ACTIVITY: Would you filter these records and copy every line that has the word "title"?

**** DATA FOR THE TASK ****

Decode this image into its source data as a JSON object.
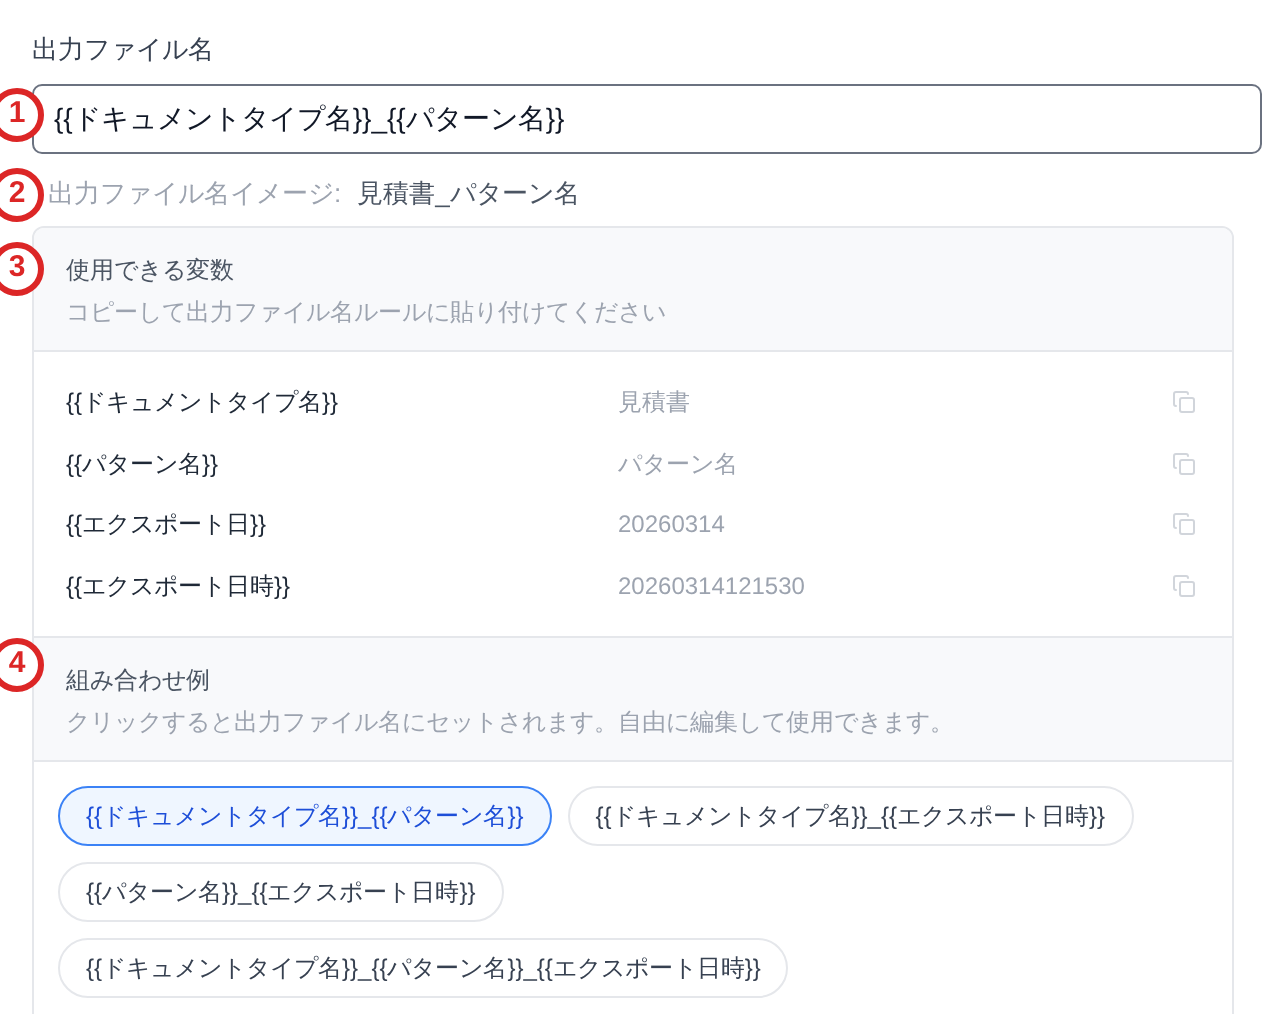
{
  "field": {
    "label": "出力ファイル名",
    "value": "{{ドキュメントタイプ名}}_{{パターン名}}"
  },
  "preview": {
    "label": "出力ファイル名イメージ:",
    "value": "見積書_パターン名"
  },
  "variables": {
    "title": "使用できる変数",
    "hint": "コピーして出力ファイル名ルールに貼り付けてください",
    "rows": [
      {
        "name": "{{ドキュメントタイプ名}}",
        "example": "見積書"
      },
      {
        "name": "{{パターン名}}",
        "example": "パターン名"
      },
      {
        "name": "{{エクスポート日}}",
        "example": "20260314"
      },
      {
        "name": "{{エクスポート日時}}",
        "example": "20260314121530"
      }
    ]
  },
  "examples": {
    "title": "組み合わせ例",
    "hint": "クリックすると出力ファイル名にセットされます。自由に編集して使用できます。",
    "chips": [
      {
        "label": "{{ドキュメントタイプ名}}_{{パターン名}}",
        "selected": true
      },
      {
        "label": "{{ドキュメントタイプ名}}_{{エクスポート日時}}",
        "selected": false
      },
      {
        "label": "{{パターン名}}_{{エクスポート日時}}",
        "selected": false
      },
      {
        "label": "{{ドキュメントタイプ名}}_{{パターン名}}_{{エクスポート日時}}",
        "selected": false
      }
    ]
  },
  "markers": [
    "1",
    "2",
    "3",
    "4"
  ]
}
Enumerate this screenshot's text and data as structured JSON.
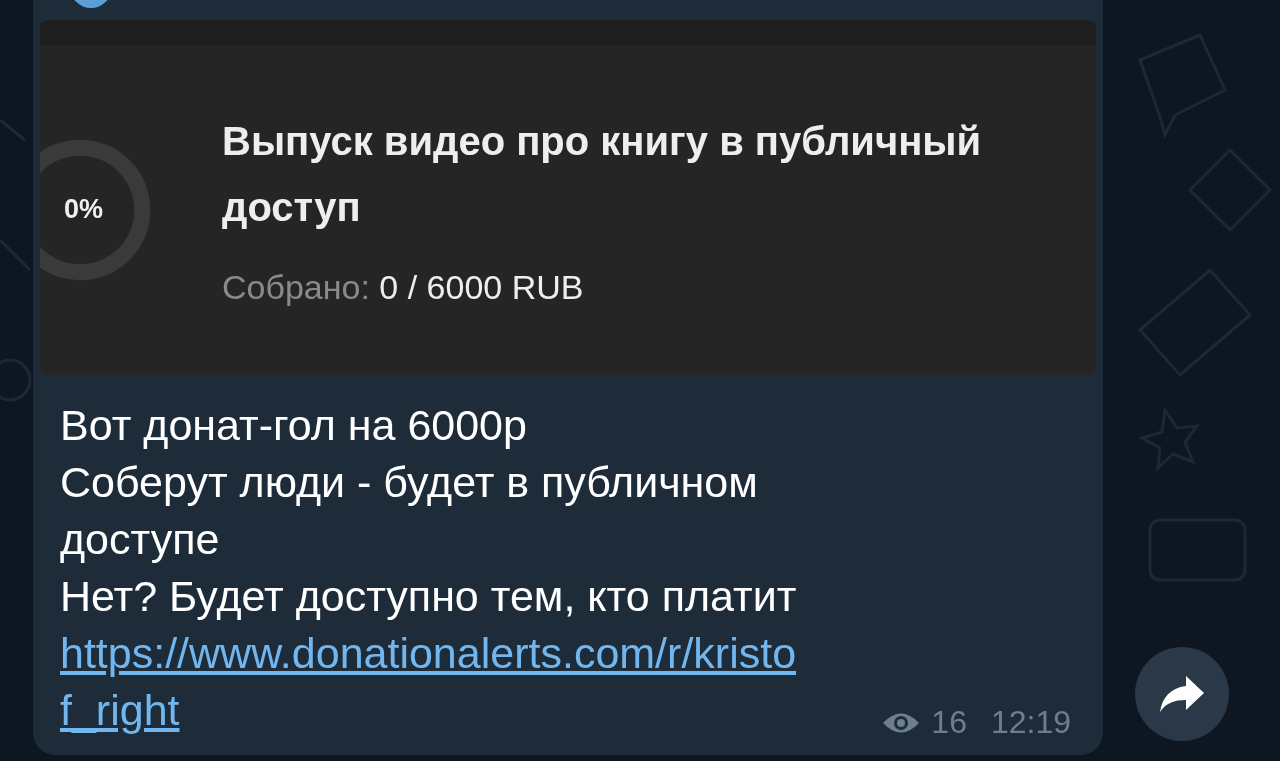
{
  "donation_goal": {
    "percent": "0%",
    "level": 0,
    "title": "Выпуск видео про книгу в публичный доступ",
    "collected_label": "Собрано:",
    "collected_value": "0 / 6000 RUB"
  },
  "message": {
    "lines": [
      "Вот донат-гол на 6000р",
      "Соберут люди - будет в публичном доступе",
      "Нет? Будет доступно тем, кто платит"
    ],
    "link": "https://www.donationalerts.com/r/kristof_right",
    "views": "16",
    "time": "12:19"
  }
}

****

RESULT OF THIS EXERCISE:
    "title": "使用できる変数",
    "title": "組み合わせ例",
    "title": "Выпуск видео про книгу в публичный доступ",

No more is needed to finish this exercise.